The abstract and highly stylised miniature landscape is a distinguishing feature of this style of traditional Japanese Garden and is full of religious symbolism and cultural references. The garden was designed by students from the Kamo Agricultural and Forestry High School cementing a commitment to growth of understanding and friendship.
Work on the garden began on 25 February 2002 with the planting of the first cherry trees. The ‘ground breaking’ ceremony was performed by a Shinto priest, Mr Toshiyiuki Hasabe. Shoyoen was officially opened on the 23 November 2002, the 153rd anniversary of the founding of Dubbo and the 13th year since the establishment of the Sister City relationship between Dubbo and Minokamo. The new entrance gate ‘sukiyamon’ was constructed in March 2013 by Japanese craftsmen and is one of the finest in either Australia or Japan.
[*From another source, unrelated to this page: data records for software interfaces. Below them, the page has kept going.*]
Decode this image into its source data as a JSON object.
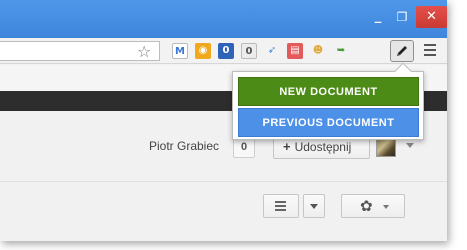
{
  "window": {
    "minimize_glyph": "_",
    "maximize_glyph": "❐",
    "close_glyph": "✕",
    "colors": {
      "titlebar": "#3d86dc",
      "close": "#d64a43"
    }
  },
  "toolbar": {
    "bookmark_icon": "star-icon",
    "extensions": [
      {
        "name": "gmail-icon",
        "glyph": "M",
        "color": "#ffffff",
        "text_color": "#3a78d6"
      },
      {
        "name": "calendar-icon",
        "glyph": "◉",
        "color": "#f0a81e",
        "text_color": "#ffffff"
      },
      {
        "name": "count-badge-icon",
        "glyph": "0",
        "color": "#2f63b8",
        "text_color": "#ffffff"
      },
      {
        "name": "gray-badge-icon",
        "glyph": "0",
        "color": "#ececec",
        "text_color": "#555555"
      },
      {
        "name": "bird-icon",
        "glyph": "➶",
        "color": "#f2f2f2",
        "text_color": "#3f87d8"
      },
      {
        "name": "notes-icon",
        "glyph": "▤",
        "color": "#e35a5a",
        "text_color": "#ffffff"
      },
      {
        "name": "cookie-icon",
        "glyph": "☻",
        "color": "#f2f2f2",
        "text_color": "#e0a93a"
      },
      {
        "name": "send-icon",
        "glyph": "➥",
        "color": "#f2f2f2",
        "text_color": "#4a9a3a"
      }
    ],
    "pencil_glyph": "✎"
  },
  "dropdown": {
    "new_document": "NEW DOCUMENT",
    "previous_document": "PREVIOUS DOCUMENT",
    "colors": {
      "new": "#4c8b15",
      "previous": "#4d90e8"
    }
  },
  "user": {
    "name": "Piotr Grabiec",
    "notification_count": "0",
    "share_label": "Udostępnij",
    "share_prefix": "+"
  },
  "view_controls": {
    "list_icon": "list-icon",
    "settings_glyph": "✿"
  }
}
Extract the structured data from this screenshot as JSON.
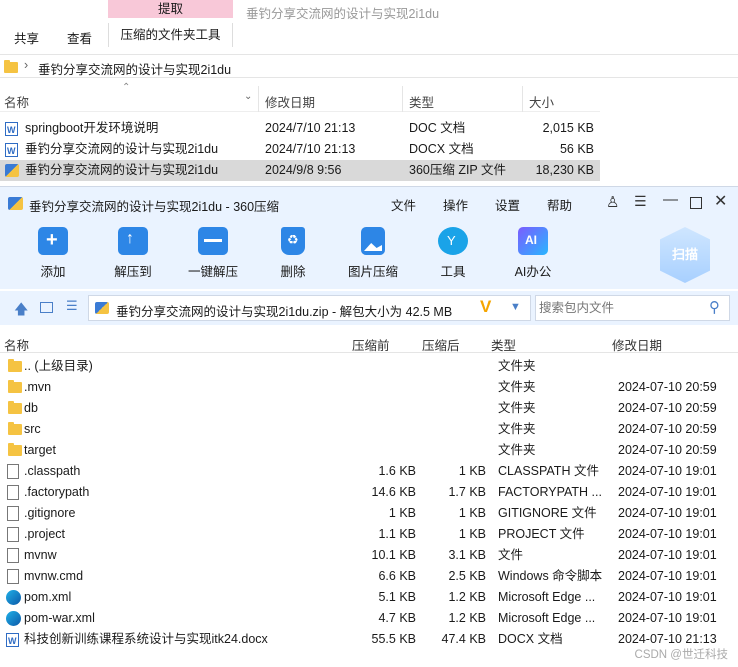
{
  "explorer": {
    "ribbon": {
      "extract": "提取",
      "share": "共享",
      "view": "查看",
      "compressed_tools": "压缩的文件夹工具"
    },
    "title": "垂钓分享交流网的设计与实现2i1du",
    "address": "垂钓分享交流网的设计与实现2i1du",
    "columns": {
      "name": "名称",
      "modified": "修改日期",
      "type": "类型",
      "size": "大小"
    },
    "files": [
      {
        "name": "springboot开发环境说明",
        "date": "2024/7/10 21:13",
        "type": "DOC 文档",
        "size": "2,015 KB"
      },
      {
        "name": "垂钓分享交流网的设计与实现2i1du",
        "date": "2024/7/10 21:13",
        "type": "DOCX 文档",
        "size": "56 KB"
      },
      {
        "name": "垂钓分享交流网的设计与实现2i1du",
        "date": "2024/9/8 9:56",
        "type": "360压缩 ZIP 文件",
        "size": "18,230 KB"
      }
    ]
  },
  "app": {
    "title": "垂钓分享交流网的设计与实现2i1du - 360压缩",
    "menu": [
      "文件",
      "操作",
      "设置",
      "帮助"
    ],
    "toolbar": [
      "添加",
      "解压到",
      "一键解压",
      "删除",
      "图片压缩",
      "工具",
      "AI办公"
    ],
    "scan": "扫描",
    "path": "垂钓分享交流网的设计与实现2i1du.zip - 解包大小为 42.5 MB",
    "search_placeholder": "搜索包内文件",
    "columns": {
      "name": "名称",
      "before": "压缩前",
      "after": "压缩后",
      "type": "类型",
      "modified": "修改日期"
    },
    "rows": [
      {
        "name": ".. (上级目录)",
        "before": "",
        "after": "",
        "type": "文件夹",
        "date": "",
        "icon": "folder"
      },
      {
        "name": ".mvn",
        "before": "",
        "after": "",
        "type": "文件夹",
        "date": "2024-07-10 20:59",
        "icon": "folder"
      },
      {
        "name": "db",
        "before": "",
        "after": "",
        "type": "文件夹",
        "date": "2024-07-10 20:59",
        "icon": "folder"
      },
      {
        "name": "src",
        "before": "",
        "after": "",
        "type": "文件夹",
        "date": "2024-07-10 20:59",
        "icon": "folder"
      },
      {
        "name": "target",
        "before": "",
        "after": "",
        "type": "文件夹",
        "date": "2024-07-10 20:59",
        "icon": "folder"
      },
      {
        "name": ".classpath",
        "before": "1.6 KB",
        "after": "1 KB",
        "type": "CLASSPATH 文件",
        "date": "2024-07-10 19:01",
        "icon": "doc"
      },
      {
        "name": ".factorypath",
        "before": "14.6 KB",
        "after": "1.7 KB",
        "type": "FACTORYPATH ...",
        "date": "2024-07-10 19:01",
        "icon": "doc"
      },
      {
        "name": ".gitignore",
        "before": "1 KB",
        "after": "1 KB",
        "type": "GITIGNORE 文件",
        "date": "2024-07-10 19:01",
        "icon": "doc"
      },
      {
        "name": ".project",
        "before": "1.1 KB",
        "after": "1 KB",
        "type": "PROJECT 文件",
        "date": "2024-07-10 19:01",
        "icon": "doc"
      },
      {
        "name": "mvnw",
        "before": "10.1 KB",
        "after": "3.1 KB",
        "type": "文件",
        "date": "2024-07-10 19:01",
        "icon": "doc"
      },
      {
        "name": "mvnw.cmd",
        "before": "6.6 KB",
        "after": "2.5 KB",
        "type": "Windows 命令脚本",
        "date": "2024-07-10 19:01",
        "icon": "doc"
      },
      {
        "name": "pom.xml",
        "before": "5.1 KB",
        "after": "1.2 KB",
        "type": "Microsoft Edge ...",
        "date": "2024-07-10 19:01",
        "icon": "edge"
      },
      {
        "name": "pom-war.xml",
        "before": "4.7 KB",
        "after": "1.2 KB",
        "type": "Microsoft Edge ...",
        "date": "2024-07-10 19:01",
        "icon": "edge"
      },
      {
        "name": "科技创新训练课程系统设计与实现itk24.docx",
        "before": "55.5 KB",
        "after": "47.4 KB",
        "type": "DOCX 文档",
        "date": "2024-07-10 21:13",
        "icon": "word"
      }
    ]
  },
  "watermark": "CSDN @世迁科技"
}
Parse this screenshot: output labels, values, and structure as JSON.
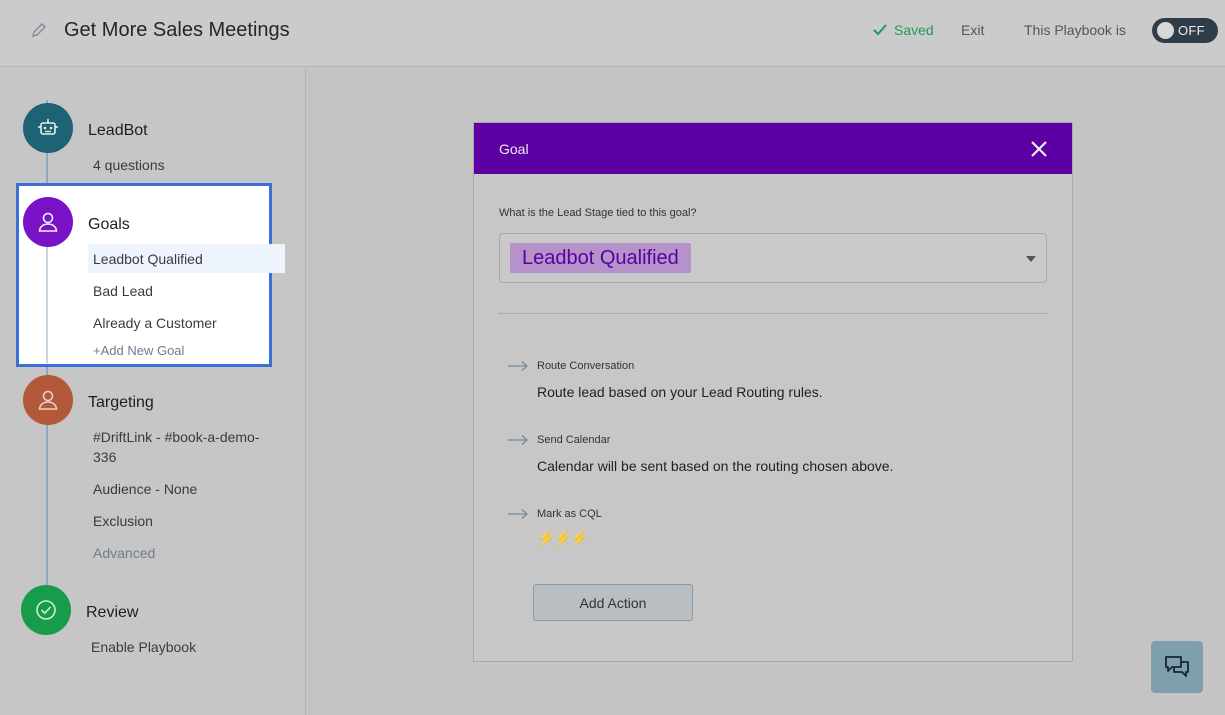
{
  "header": {
    "title": "Get More Sales Meetings",
    "saved_label": "Saved",
    "exit_label": "Exit",
    "playbook_status_label": "This Playbook is",
    "toggle_label": "OFF"
  },
  "sidebar": {
    "steps": [
      {
        "title": "LeadBot",
        "subtitle": "4 questions"
      },
      {
        "title": "Goals",
        "items": [
          "Leadbot Qualified",
          "Bad Lead",
          "Already a Customer"
        ],
        "add_label": "+Add New Goal"
      },
      {
        "title": "Targeting",
        "items": [
          "#DriftLink - #book-a-demo-",
          "336",
          "Audience - None",
          "Exclusion"
        ],
        "advanced_label": "Advanced"
      },
      {
        "title": "Review",
        "subtitle": "Enable Playbook"
      }
    ]
  },
  "modal": {
    "title": "Goal",
    "question": "What is the Lead Stage tied to this goal?",
    "selected_stage": "Leadbot Qualified",
    "actions": [
      {
        "label": "Route Conversation",
        "description": "Route lead based on your Lead Routing rules."
      },
      {
        "label": "Send Calendar",
        "description": "Calendar will be sent based on the routing chosen above."
      },
      {
        "label": "Mark as CQL",
        "description": "⚡⚡⚡"
      }
    ],
    "add_action_label": "Add Action"
  },
  "colors": {
    "accent_purple": "#5c00a3",
    "highlight_blue": "#3b6fd6",
    "saved_green": "#1f9a56"
  }
}
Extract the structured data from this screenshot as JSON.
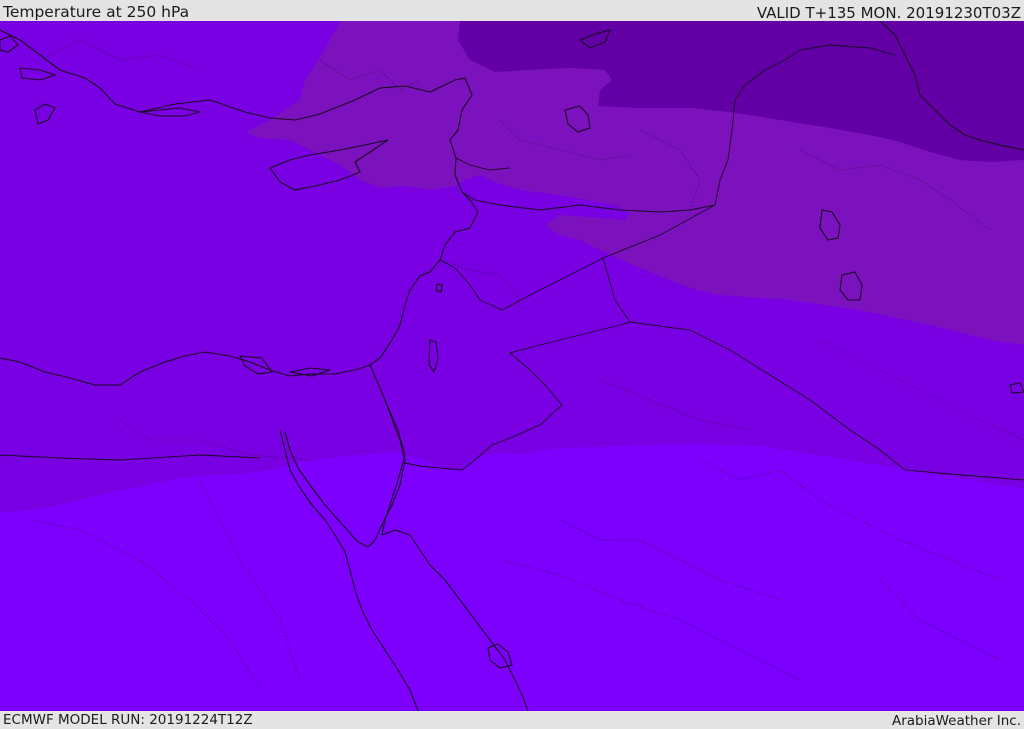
{
  "header": {
    "title": "Temperature at 250 hPa",
    "valid": "VALID T+135 MON. 20191230T03Z"
  },
  "footer": {
    "model_run": "ECMWF MODEL RUN: 20191224T12Z",
    "credit": "ArabiaWeather Inc."
  },
  "map": {
    "field": "temperature",
    "level": "250 hPa",
    "colors": {
      "darkest_band": "#6200a6",
      "dark_band": "#7b12bd",
      "mid_band": "#7a00e4",
      "warm_band": "#7d00fe",
      "coastline": "#1a0a22"
    }
  }
}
Significant elements within Shoyoen include:
- the waterfall, streams and lake that symbolises human existence: birth, growth and death
- Japanese Koi or ‘living flowers’
- The tea hut or ‘Chaoya’. The tea hut is named ‘Jurian’ that means ‘happiness and long life house’
The dry garden landscape or ‘karesansui’. Gravel is raked into patterns representing waves while rocks or mounds may represent a mountain or island
- Website - http://www.drbg.com.au/Gardens/shoyoen
- Brochure - http://www.dubbo.nsw.gov.au/_literature_32379/Shoyoen_Japanese_Garden_brochure
- Video Tour - https://vimeo.com/95809253
- Photos - http://www.drbg.com.au/Default.aspx?PageID=5846937&Page=1&A=PhotoGallery&PID=29644&Items=12
The Dubbo Regional Botanic Garden is located in East Dubbo, off Coronation Drive.